** Opening Input material block **

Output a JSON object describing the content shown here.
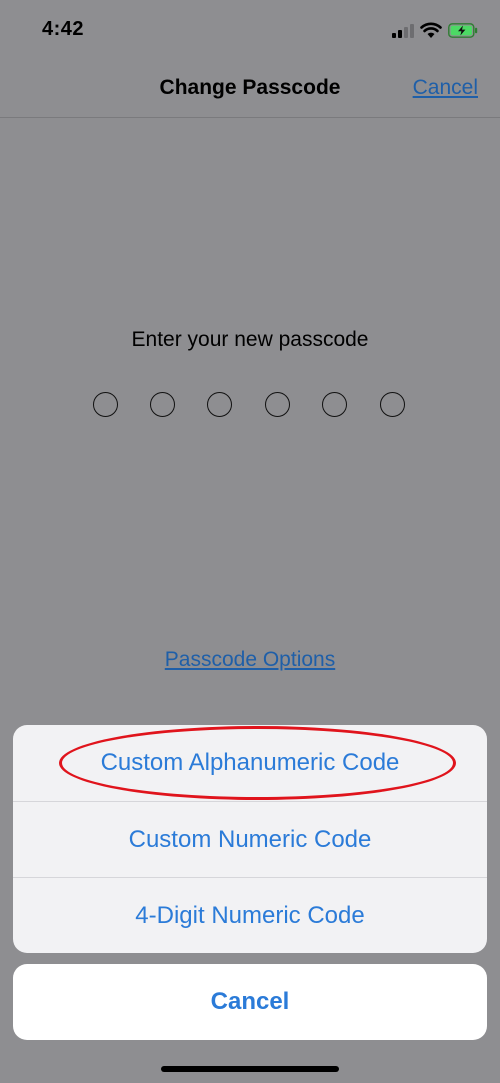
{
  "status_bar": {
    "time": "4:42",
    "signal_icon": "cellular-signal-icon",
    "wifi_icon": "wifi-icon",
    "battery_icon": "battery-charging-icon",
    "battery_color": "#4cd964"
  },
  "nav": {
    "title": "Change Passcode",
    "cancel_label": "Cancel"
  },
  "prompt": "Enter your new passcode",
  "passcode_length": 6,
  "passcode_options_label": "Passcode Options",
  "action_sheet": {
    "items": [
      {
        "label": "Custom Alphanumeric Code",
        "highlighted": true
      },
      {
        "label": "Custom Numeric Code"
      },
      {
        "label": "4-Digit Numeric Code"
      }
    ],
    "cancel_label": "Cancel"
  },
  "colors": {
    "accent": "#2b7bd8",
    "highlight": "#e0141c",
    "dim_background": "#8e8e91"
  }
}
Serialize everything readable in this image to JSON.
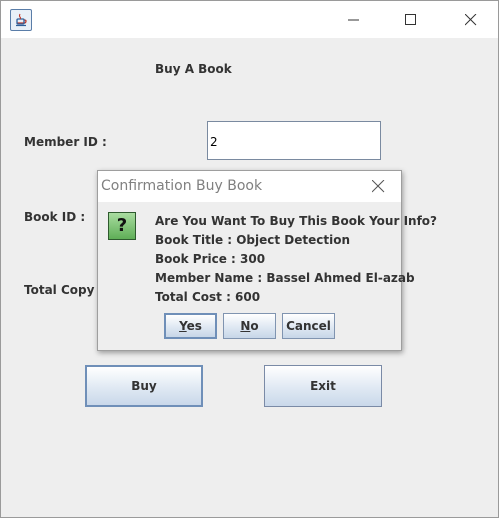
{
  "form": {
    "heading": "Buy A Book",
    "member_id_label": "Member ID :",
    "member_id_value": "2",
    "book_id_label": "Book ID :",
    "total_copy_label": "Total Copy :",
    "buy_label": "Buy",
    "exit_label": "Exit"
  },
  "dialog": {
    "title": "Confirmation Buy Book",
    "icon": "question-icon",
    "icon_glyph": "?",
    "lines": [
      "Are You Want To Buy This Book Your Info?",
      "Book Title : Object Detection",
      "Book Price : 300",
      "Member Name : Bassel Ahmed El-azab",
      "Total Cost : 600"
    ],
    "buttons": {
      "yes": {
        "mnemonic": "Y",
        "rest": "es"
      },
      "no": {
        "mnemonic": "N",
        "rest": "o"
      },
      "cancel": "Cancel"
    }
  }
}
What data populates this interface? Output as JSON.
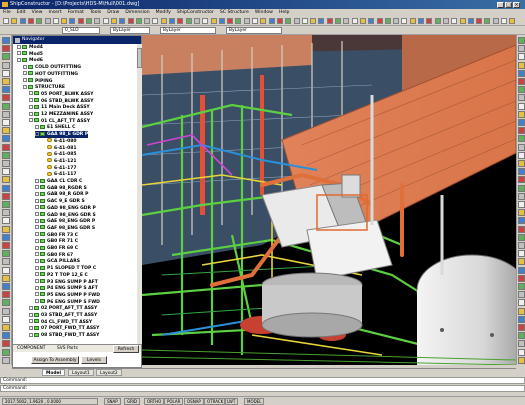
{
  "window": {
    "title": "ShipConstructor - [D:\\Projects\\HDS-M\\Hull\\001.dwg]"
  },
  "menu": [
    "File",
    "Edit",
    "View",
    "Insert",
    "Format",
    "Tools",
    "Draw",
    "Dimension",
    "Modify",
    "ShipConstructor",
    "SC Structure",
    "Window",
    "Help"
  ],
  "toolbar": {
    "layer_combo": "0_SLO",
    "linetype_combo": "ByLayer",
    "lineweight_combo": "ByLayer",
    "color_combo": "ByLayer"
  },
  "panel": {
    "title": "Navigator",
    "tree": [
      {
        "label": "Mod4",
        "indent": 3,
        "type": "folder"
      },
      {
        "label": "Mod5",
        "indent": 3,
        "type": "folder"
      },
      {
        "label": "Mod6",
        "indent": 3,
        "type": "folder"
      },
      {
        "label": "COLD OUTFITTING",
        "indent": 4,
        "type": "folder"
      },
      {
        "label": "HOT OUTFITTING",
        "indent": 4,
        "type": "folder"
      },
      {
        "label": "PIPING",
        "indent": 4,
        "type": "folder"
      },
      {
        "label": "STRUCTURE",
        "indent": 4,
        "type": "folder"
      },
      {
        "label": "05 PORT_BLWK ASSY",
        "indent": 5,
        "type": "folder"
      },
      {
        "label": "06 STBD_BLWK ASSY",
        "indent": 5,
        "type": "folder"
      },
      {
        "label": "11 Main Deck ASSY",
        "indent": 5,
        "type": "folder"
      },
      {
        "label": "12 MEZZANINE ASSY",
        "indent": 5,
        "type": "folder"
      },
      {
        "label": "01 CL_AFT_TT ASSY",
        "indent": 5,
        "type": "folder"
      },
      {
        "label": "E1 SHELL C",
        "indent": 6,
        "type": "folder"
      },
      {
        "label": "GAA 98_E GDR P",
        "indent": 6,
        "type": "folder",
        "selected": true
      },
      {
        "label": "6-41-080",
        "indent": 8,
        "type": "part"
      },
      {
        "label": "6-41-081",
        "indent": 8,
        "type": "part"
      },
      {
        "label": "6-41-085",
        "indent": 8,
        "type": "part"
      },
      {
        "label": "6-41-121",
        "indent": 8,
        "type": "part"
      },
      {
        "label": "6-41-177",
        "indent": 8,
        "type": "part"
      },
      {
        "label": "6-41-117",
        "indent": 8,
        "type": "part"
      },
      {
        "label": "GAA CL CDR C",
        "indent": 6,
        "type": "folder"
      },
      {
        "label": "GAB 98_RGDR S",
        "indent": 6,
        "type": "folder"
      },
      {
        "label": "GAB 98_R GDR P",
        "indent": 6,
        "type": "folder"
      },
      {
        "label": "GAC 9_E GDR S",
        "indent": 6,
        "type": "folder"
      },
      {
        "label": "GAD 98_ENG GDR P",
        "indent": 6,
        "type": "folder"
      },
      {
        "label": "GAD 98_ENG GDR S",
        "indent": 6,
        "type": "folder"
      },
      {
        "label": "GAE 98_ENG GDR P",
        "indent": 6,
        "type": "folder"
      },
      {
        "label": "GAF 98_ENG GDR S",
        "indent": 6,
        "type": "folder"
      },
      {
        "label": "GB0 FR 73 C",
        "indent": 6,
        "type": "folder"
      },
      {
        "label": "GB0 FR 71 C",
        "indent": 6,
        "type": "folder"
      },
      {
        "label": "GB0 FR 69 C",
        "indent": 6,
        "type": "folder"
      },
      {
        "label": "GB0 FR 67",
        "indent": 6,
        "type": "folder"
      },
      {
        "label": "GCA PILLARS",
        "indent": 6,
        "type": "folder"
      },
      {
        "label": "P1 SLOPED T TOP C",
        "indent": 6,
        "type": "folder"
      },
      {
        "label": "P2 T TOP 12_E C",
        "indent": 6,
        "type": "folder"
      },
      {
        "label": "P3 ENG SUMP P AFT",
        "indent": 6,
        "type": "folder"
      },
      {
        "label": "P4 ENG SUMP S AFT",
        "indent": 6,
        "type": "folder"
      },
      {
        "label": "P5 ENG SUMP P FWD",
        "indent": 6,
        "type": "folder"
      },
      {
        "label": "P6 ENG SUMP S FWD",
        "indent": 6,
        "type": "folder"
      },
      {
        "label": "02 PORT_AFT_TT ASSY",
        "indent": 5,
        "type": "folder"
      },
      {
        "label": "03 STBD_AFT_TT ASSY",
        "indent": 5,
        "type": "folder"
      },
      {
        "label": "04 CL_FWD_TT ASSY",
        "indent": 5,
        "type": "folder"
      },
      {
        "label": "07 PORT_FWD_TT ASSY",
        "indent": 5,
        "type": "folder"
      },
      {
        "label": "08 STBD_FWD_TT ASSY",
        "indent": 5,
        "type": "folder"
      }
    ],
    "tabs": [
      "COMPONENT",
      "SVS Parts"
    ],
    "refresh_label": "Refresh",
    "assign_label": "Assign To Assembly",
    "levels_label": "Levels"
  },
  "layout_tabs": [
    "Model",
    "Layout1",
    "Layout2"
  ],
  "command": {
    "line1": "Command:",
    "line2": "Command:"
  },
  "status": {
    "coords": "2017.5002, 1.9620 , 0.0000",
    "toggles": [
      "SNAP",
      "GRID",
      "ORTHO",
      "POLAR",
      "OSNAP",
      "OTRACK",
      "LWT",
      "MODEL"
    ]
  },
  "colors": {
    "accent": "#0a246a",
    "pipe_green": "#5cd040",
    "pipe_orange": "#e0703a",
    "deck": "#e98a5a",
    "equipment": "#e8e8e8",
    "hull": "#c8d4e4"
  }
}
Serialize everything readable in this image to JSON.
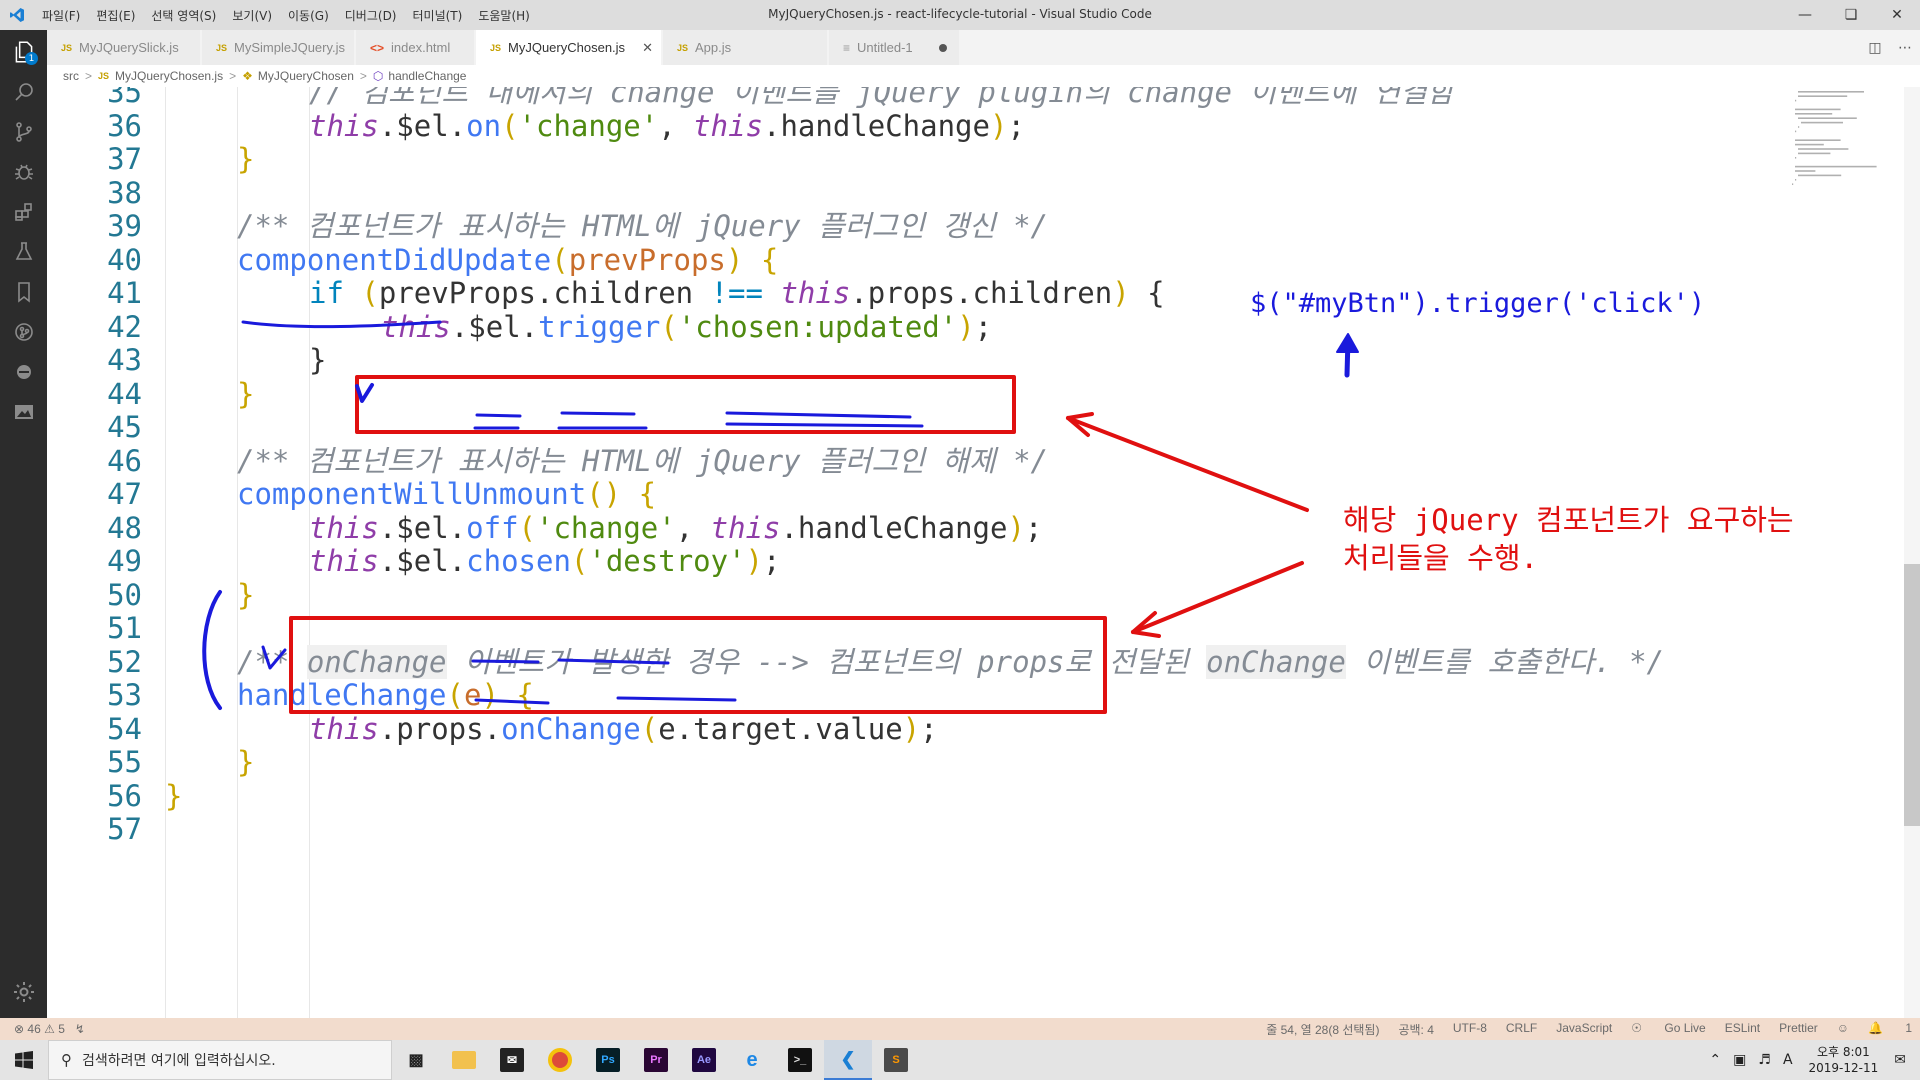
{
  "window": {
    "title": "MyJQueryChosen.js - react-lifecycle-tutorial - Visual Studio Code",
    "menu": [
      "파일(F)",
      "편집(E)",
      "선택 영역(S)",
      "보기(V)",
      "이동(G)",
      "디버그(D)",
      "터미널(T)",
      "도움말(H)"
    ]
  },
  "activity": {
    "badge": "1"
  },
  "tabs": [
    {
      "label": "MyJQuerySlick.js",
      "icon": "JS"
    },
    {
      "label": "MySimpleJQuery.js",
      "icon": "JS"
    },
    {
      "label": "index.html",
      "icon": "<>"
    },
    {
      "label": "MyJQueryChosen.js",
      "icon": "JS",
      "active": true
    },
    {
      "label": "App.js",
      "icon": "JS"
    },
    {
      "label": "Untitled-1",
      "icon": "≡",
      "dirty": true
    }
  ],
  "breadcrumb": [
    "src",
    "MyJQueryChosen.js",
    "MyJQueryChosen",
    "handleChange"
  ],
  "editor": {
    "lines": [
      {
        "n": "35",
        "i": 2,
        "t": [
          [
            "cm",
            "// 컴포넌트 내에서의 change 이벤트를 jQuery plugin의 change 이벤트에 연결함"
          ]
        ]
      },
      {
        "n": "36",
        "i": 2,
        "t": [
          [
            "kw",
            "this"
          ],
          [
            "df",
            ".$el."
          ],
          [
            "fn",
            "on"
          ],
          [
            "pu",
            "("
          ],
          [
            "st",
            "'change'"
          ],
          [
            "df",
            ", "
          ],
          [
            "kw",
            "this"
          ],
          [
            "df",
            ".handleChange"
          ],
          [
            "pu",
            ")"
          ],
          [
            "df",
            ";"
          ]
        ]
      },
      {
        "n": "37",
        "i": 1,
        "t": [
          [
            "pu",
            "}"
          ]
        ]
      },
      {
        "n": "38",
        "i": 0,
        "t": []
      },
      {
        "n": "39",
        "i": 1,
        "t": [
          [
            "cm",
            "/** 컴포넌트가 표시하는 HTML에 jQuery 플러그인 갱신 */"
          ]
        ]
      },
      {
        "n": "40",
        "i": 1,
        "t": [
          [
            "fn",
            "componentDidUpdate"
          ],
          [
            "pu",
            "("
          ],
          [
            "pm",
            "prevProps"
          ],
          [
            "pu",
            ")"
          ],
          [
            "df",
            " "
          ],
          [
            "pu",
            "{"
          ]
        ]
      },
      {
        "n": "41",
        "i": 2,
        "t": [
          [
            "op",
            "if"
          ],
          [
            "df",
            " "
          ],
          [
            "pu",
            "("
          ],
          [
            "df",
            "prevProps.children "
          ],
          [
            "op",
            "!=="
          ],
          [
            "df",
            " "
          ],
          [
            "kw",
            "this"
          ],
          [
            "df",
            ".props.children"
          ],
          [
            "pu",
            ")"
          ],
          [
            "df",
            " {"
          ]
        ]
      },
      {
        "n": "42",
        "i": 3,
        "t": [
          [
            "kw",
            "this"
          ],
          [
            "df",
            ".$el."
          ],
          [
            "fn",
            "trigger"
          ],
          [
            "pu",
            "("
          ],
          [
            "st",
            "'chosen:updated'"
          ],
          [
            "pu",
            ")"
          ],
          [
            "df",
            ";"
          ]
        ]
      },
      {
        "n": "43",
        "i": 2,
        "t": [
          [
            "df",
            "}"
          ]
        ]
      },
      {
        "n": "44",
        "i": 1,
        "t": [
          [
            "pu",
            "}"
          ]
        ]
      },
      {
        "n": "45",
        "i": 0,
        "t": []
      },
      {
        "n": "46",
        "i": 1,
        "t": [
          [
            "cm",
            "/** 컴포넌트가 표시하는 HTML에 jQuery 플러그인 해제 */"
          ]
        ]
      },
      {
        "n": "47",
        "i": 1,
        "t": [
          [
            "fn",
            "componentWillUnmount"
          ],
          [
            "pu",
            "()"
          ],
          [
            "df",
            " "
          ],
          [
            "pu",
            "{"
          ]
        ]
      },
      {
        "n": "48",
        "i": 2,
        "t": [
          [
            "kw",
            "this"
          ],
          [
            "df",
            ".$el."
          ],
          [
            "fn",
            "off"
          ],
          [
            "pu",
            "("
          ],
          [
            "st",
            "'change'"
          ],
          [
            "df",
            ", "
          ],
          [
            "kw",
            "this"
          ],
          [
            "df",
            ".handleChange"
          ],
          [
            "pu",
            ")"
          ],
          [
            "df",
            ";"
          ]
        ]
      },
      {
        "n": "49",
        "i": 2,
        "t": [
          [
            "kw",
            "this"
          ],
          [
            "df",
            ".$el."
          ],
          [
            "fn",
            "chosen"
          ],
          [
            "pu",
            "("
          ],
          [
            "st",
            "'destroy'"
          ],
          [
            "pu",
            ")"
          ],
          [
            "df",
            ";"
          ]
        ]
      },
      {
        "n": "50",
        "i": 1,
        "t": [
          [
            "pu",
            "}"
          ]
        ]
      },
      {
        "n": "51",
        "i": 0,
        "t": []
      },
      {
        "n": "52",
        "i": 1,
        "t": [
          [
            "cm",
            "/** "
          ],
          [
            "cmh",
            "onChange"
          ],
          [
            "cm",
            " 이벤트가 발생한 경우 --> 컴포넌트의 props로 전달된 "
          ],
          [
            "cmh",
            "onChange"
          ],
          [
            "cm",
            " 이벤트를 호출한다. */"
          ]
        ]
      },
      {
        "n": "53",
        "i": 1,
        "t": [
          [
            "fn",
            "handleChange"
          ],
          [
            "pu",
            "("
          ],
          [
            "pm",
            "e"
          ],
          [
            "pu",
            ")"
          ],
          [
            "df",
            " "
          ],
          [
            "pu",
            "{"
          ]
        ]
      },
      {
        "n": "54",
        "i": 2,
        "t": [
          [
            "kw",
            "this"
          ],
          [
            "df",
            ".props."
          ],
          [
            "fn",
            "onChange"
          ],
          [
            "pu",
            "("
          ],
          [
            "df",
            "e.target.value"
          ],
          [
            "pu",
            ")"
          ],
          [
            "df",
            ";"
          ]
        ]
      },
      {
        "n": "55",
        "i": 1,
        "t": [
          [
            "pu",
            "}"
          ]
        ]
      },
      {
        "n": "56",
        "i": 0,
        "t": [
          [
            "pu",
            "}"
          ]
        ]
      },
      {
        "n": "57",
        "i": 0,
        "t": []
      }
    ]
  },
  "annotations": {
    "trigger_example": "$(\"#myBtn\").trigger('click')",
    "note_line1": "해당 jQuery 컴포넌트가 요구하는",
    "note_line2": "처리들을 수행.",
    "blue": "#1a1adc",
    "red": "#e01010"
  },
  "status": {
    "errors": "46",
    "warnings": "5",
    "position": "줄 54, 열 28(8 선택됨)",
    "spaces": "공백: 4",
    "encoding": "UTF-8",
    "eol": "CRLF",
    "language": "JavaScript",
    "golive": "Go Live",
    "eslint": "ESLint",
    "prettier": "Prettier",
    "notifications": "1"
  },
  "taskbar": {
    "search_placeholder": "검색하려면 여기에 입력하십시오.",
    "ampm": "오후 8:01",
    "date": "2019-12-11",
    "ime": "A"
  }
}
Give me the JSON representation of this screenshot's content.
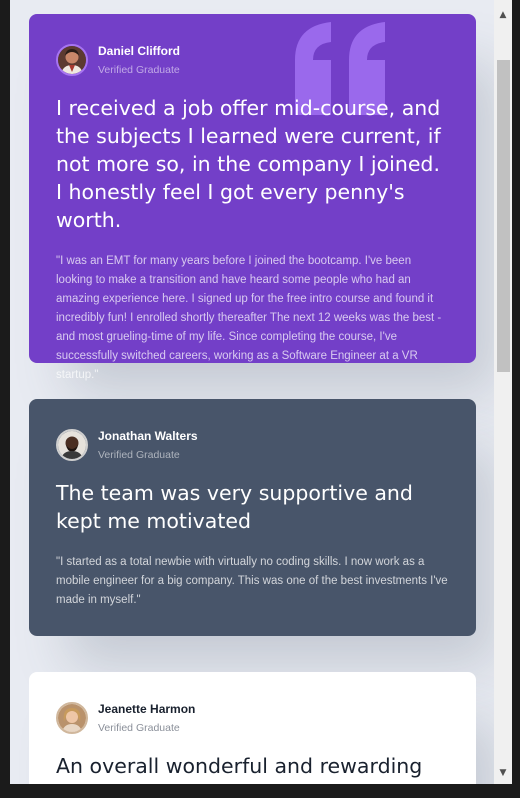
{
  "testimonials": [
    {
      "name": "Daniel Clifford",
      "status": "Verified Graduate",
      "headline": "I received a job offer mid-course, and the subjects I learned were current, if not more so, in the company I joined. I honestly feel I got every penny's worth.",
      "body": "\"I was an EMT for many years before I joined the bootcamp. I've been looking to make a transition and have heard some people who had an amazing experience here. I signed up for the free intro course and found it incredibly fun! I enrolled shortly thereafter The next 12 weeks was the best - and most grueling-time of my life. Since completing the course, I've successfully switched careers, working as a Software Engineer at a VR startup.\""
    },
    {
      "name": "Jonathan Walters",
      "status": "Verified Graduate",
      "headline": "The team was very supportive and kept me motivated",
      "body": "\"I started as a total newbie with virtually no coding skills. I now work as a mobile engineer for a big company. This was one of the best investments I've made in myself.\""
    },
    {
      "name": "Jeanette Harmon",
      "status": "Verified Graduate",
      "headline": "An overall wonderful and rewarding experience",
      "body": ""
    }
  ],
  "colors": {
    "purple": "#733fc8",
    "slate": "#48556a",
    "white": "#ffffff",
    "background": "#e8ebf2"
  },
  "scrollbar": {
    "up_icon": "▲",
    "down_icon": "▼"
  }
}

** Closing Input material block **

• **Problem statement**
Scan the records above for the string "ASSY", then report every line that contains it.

• **Answer area**
        "label": "05 PORT_BLWK ASSY",
        "label": "06 STBD_BLWK ASSY",
        "label": "11 Main Deck ASSY",
        "label": "12 MEZZANINE ASSY",
        "label": "01 CL_AFT_TT ASSY",
        "label": "02 PORT_AFT_TT ASSY",
        "label": "03 STBD_AFT_TT ASSY",
        "label": "04 CL_FWD_TT ASSY",
        "label": "07 PORT_FWD_TT ASSY",
        "label": "08 STBD_FWD_TT ASSY",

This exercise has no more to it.